→ **ASSIGNMENT**
Set down all the records below, word for word.

→ **AVAILABLE RECORDS**

= Beginning of Section =

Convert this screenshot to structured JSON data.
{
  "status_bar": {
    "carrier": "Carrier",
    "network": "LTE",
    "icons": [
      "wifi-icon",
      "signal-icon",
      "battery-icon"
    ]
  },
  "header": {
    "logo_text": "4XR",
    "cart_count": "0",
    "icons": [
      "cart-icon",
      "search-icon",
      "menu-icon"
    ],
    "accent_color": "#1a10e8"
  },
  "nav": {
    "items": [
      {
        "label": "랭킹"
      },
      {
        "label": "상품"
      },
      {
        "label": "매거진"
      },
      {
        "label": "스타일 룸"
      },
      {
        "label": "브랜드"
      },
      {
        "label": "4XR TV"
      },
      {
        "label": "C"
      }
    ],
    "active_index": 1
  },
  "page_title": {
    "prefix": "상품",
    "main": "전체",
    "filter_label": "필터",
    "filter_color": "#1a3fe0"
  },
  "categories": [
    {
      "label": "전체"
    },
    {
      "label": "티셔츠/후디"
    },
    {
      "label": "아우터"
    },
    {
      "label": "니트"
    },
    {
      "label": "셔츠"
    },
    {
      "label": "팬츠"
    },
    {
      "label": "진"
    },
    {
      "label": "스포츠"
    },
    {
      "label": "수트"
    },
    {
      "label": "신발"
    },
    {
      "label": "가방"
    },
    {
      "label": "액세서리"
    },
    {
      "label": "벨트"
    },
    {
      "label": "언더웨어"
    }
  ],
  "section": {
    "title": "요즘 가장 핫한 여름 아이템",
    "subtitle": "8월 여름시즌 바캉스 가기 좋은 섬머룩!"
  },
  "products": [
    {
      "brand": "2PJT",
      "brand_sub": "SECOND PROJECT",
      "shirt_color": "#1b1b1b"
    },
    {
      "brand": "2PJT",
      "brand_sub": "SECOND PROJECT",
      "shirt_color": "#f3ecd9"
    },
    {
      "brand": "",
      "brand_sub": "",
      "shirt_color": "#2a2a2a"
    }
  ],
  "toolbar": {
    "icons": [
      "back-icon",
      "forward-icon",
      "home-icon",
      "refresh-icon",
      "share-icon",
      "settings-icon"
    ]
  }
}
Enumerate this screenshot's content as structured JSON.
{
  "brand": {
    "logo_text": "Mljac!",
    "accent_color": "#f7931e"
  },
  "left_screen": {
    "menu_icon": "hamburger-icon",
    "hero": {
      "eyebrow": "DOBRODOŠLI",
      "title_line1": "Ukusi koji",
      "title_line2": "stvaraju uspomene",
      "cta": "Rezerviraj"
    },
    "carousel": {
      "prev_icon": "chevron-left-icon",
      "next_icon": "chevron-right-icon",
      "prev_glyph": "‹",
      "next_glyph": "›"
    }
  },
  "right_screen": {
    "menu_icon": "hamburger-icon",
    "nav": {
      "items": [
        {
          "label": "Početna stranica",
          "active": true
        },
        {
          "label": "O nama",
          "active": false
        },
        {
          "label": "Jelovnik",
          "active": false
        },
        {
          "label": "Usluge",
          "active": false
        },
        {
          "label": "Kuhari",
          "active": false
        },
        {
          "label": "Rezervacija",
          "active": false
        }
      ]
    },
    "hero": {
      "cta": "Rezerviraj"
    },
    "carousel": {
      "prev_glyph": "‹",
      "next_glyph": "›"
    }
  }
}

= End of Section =

→ **ANSWER SPACE**
Convert this screenshot to structured JSON data.
{
  "status_bar": {
    "carrier": "Carrier",
    "network": "LTE",
    "icons": [
      "wifi-icon",
      "signal-icon",
      "battery-icon"
    ]
  },
  "header": {
    "logo_text": "4XR",
    "cart_count": "0",
    "icons": [
      "cart-icon",
      "search-icon",
      "menu-icon"
    ],
    "accent_color": "#1a10e8"
  },
  "nav": {
    "items": [
      {
        "label": "랭킹"
      },
      {
        "label": "상품"
      },
      {
        "label": "매거진"
      },
      {
        "label": "스타일 룸"
      },
      {
        "label": "브랜드"
      },
      {
        "label": "4XR TV"
      },
      {
        "label": "C"
      }
    ],
    "active_index": 1
  },
  "page_title": {
    "prefix": "상품",
    "main": "전체",
    "filter_label": "필터",
    "filter_color": "#1a3fe0"
  },
  "categories": [
    {
      "label": "전체"
    },
    {
      "label": "티셔츠/후디"
    },
    {
      "label": "아우터"
    },
    {
      "label": "니트"
    },
    {
      "label": "셔츠"
    },
    {
      "label": "팬츠"
    },
    {
      "label": "진"
    },
    {
      "label": "스포츠"
    },
    {
      "label": "수트"
    },
    {
      "label": "신발"
    },
    {
      "label": "가방"
    },
    {
      "label": "액세서리"
    },
    {
      "label": "벨트"
    },
    {
      "label": "언더웨어"
    }
  ],
  "section": {
    "title": "요즘 가장 핫한 여름 아이템",
    "subtitle": "8월 여름시즌 바캉스 가기 좋은 섬머룩!"
  },
  "products": [
    {
      "brand": "2PJT",
      "brand_sub": "SECOND PROJECT",
      "shirt_color": "#1b1b1b"
    },
    {
      "brand": "2PJT",
      "brand_sub": "SECOND PROJECT",
      "shirt_color": "#f3ecd9"
    },
    {
      "brand": "",
      "brand_sub": "",
      "shirt_color": "#2a2a2a"
    }
  ],
  "toolbar": {
    "icons": [
      "back-icon",
      "forward-icon",
      "home-icon",
      "refresh-icon",
      "share-icon",
      "settings-icon"
    ]
  }
}
Enumerate this screenshot's content as structured JSON.
{
  "brand": {
    "logo_text": "Mljac!",
    "accent_color": "#f7931e"
  },
  "left_screen": {
    "menu_icon": "hamburger-icon",
    "hero": {
      "eyebrow": "DOBRODOŠLI",
      "title_line1": "Ukusi koji",
      "title_line2": "stvaraju uspomene",
      "cta": "Rezerviraj"
    },
    "carousel": {
      "prev_icon": "chevron-left-icon",
      "next_icon": "chevron-right-icon",
      "prev_glyph": "‹",
      "next_glyph": "›"
    }
  },
  "right_screen": {
    "menu_icon": "hamburger-icon",
    "nav": {
      "items": [
        {
          "label": "Početna stranica",
          "active": true
        },
        {
          "label": "O nama",
          "active": false
        },
        {
          "label": "Jelovnik",
          "active": false
        },
        {
          "label": "Usluge",
          "active": false
        },
        {
          "label": "Kuhari",
          "active": false
        },
        {
          "label": "Rezervacija",
          "active": false
        }
      ]
    },
    "hero": {
      "cta": "Rezerviraj"
    },
    "carousel": {
      "prev_glyph": "‹",
      "next_glyph": "›"
    }
  }
}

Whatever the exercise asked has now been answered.